Congress Passes Legislation Raising Bankruptcy Thresholds
Congress made some minor but significant changes to the Bankruptcy Code by enacting the Bankruptcy Threshold Adjustment and Technical Corrections Act (the “Act”) on June 21, 2022. The most significant of these are the increase in debtor debt limits. under Chapter 13 and under the Small Business Reorganization Act (the “SBRA”) – increases that will continue for at least two years.
First, the law reinstates the debtor debt limit to qualify under SBRA (aka “Subchapter V”) at $7,500,000. When the SBRA was first enacted, the debt limit was set at $2,725,625. The debt limit increased to $7,500,000 under the CARES Act and the COVID-19 Bankruptcy Relief Act of 2021, but the increase had a sunset provision on March 27, 2022. After On that date, the debt limit returned to its initial amount. The law increases the debt limit again to $7,500,000 and makes the increase retroactive to March 27, 2022. The law expires in two years on June 21, 2024.
Second, the law increases the indebtedness limit for filing Chapter 13 bankruptcy cases. Previously, a debtor had to have less than $465,275 in uncontested, liquidated funds. unsecured debt and less than $1,395,875 in liquidated, unconditional secured debt to file under Chapter 13. The law combines and increases the unsecured and secured limits into a single number.
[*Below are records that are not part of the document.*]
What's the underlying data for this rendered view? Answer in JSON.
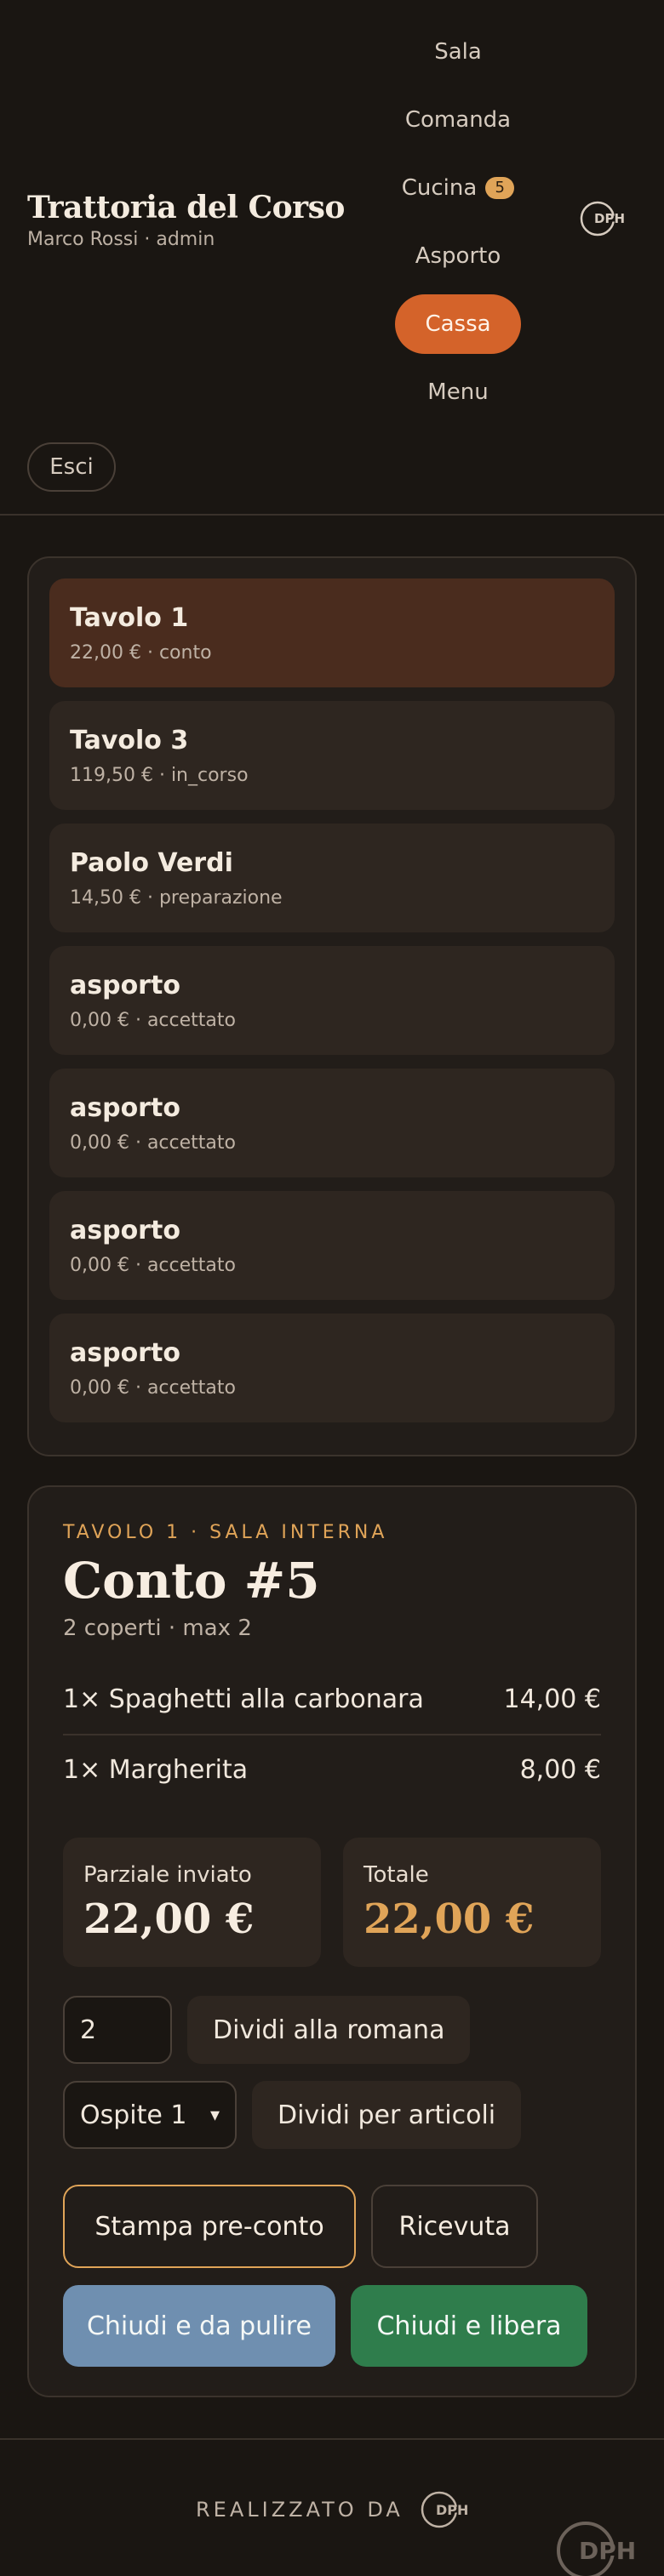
{
  "header": {
    "title": "Trattoria del Corso",
    "subtitle": "Marco Rossi · admin",
    "nav": [
      {
        "label": "Sala"
      },
      {
        "label": "Comanda"
      },
      {
        "label": "Cucina",
        "badge": "5"
      },
      {
        "label": "Asporto"
      },
      {
        "label": "Cassa",
        "active": true
      },
      {
        "label": "Menu"
      }
    ],
    "exit_label": "Esci",
    "logo_text": "DPH"
  },
  "orders": [
    {
      "name": "Tavolo 1",
      "meta": "22,00 € · conto",
      "selected": true
    },
    {
      "name": "Tavolo 3",
      "meta": "119,50 € · in_corso"
    },
    {
      "name": "Paolo Verdi",
      "meta": "14,50 € · preparazione"
    },
    {
      "name": "asporto",
      "meta": "0,00 € · accettato"
    },
    {
      "name": "asporto",
      "meta": "0,00 € · accettato"
    },
    {
      "name": "asporto",
      "meta": "0,00 € · accettato"
    },
    {
      "name": "asporto",
      "meta": "0,00 € · accettato"
    }
  ],
  "bill": {
    "eyebrow": "TAVOLO 1 · SALA INTERNA",
    "title": "Conto #5",
    "subtitle": "2 coperti · max 2",
    "items": [
      {
        "label": "1× Spaghetti alla carbonara",
        "price": "14,00 €"
      },
      {
        "label": "1× Margherita",
        "price": "8,00 €"
      }
    ],
    "partial_label": "Parziale inviato",
    "partial_value": "22,00 €",
    "total_label": "Totale",
    "total_value": "22,00 €",
    "split_count": "2",
    "split_roman_label": "Dividi alla romana",
    "guest_select": "Ospite 1",
    "split_items_label": "Dividi per articoli",
    "preconto_label": "Stampa pre-conto",
    "receipt_label": "Ricevuta",
    "close_clean_label": "Chiudi e da pulire",
    "close_free_label": "Chiudi e libera"
  },
  "footer": {
    "credit": "REALIZZATO DA",
    "logo_text": "DPH"
  },
  "colors": {
    "background": "#1a1612",
    "accent": "#d4632a",
    "gold": "#e0a458",
    "blue_button": "#6f8fb0",
    "green_button": "#2f7d4c"
  }
}
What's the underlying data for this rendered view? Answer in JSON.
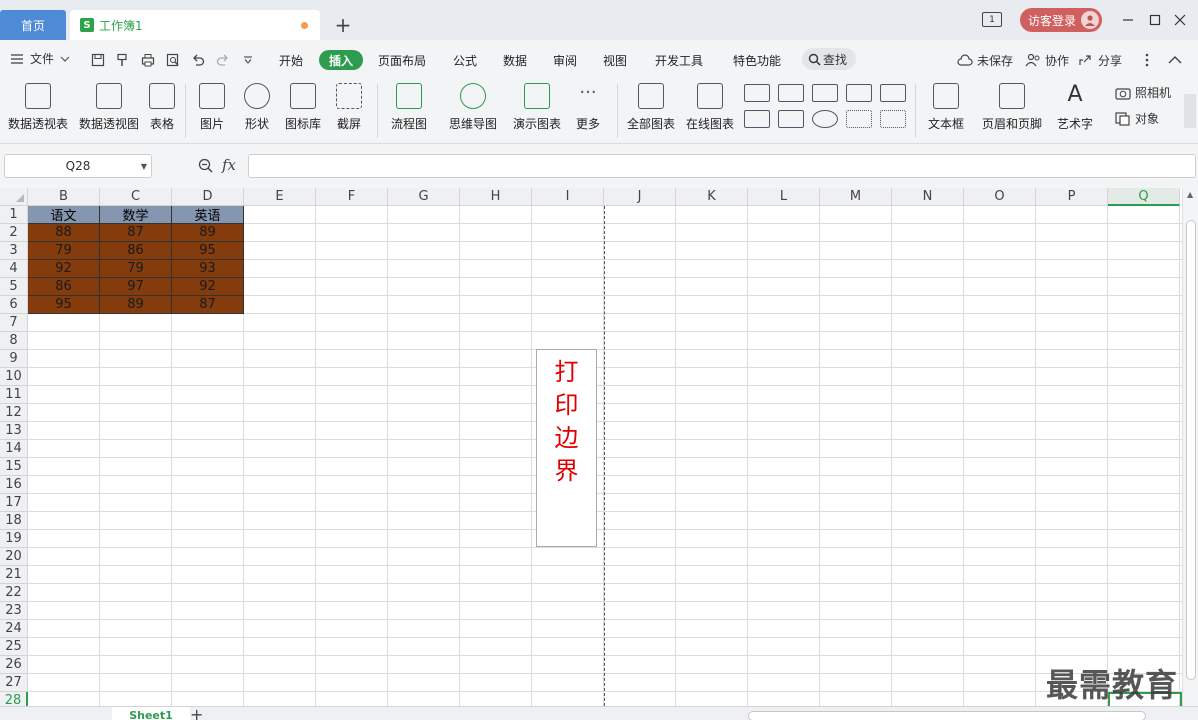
{
  "titlebar": {
    "home_tab": "首页",
    "doc_icon_letter": "S",
    "doc_title": "工作簿1",
    "new_tab": "+",
    "window_badge": "1",
    "guest_login": "访客登录"
  },
  "menubar": {
    "file": "文件",
    "items": [
      "开始",
      "插入",
      "页面布局",
      "公式",
      "数据",
      "审阅",
      "视图",
      "开发工具",
      "特色功能"
    ],
    "active_item": "插入",
    "search": "查找",
    "unsaved": "未保存",
    "collaborate": "协作",
    "share": "分享"
  },
  "ribbon": {
    "buttons": [
      "数据透视表",
      "数据透视图",
      "表格",
      "图片",
      "形状",
      "图标库",
      "截屏",
      "流程图",
      "思维导图",
      "演示图表",
      "更多",
      "全部图表",
      "在线图表",
      "文本框",
      "页眉和页脚",
      "艺术字"
    ],
    "camera": "照相机",
    "object": "对象"
  },
  "formula": {
    "cell_ref": "Q28",
    "fx": "fx",
    "value": ""
  },
  "sheet": {
    "columns": [
      "B",
      "C",
      "D",
      "E",
      "F",
      "G",
      "H",
      "I",
      "J",
      "K",
      "L",
      "M",
      "N",
      "O",
      "P",
      "Q"
    ],
    "selected_column": "Q",
    "rows": [
      "1",
      "2",
      "3",
      "4",
      "5",
      "6",
      "7",
      "8",
      "9",
      "10",
      "11",
      "12",
      "13",
      "14",
      "15",
      "16",
      "17",
      "18",
      "19",
      "20",
      "21",
      "22",
      "23",
      "24",
      "25",
      "26",
      "27",
      "28"
    ],
    "selected_row": "28",
    "table_header": [
      "语文",
      "数学",
      "英语"
    ],
    "table_rows": [
      [
        "88",
        "87",
        "89"
      ],
      [
        "79",
        "86",
        "95"
      ],
      [
        "92",
        "79",
        "93"
      ],
      [
        "86",
        "97",
        "92"
      ],
      [
        "95",
        "89",
        "87"
      ]
    ],
    "print_border_label": "打印边界",
    "header_color": "#8496b0",
    "body_color": "#843c0c",
    "accent_color": "#2e9c4f"
  },
  "sheetbar": {
    "tab": "Sheet1",
    "add": "+"
  },
  "watermark": "最需教育"
}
Now, the aggregate debt limit for unconditional and liquidated debt (secured and unsecured) is $2,750,000. This debt limit increase expires on June 21, 2024, when the original debt limits are expected to be reimposed.
The law also makes some technical corrections to the Bankruptcy Code. For example, the law clarifies that certain debtors who appeared barred from filing under SBRA (because they have affiliates that qualify as “issuers” under the Securities Exchange Act of 1934) may indeed be qualified as SBRA debtors. It also specifies that the dollar amounts in the SBRA must be increased every three years for inflation as well as all other dollars amounts in the Bankruptcy Codeas well as other minor adjustments.
 Generally speaking, a “contingent” debt is a debt that requires an event to occur before it is due (for example, a warranty claim is only due if a covered part fails). “Non-contingent” debts are those that do not have such a requirement. A “liquidated” debt is a debt whose amount is known or can be easily determined. (For instancethe amount due at any time under a loan may not be shown in the note, but can be quickly calculated by reference to its terms.)
© 2022 Miller, Canfield, Paddock and Stone PLC National Law Review, Volume XII, Number 179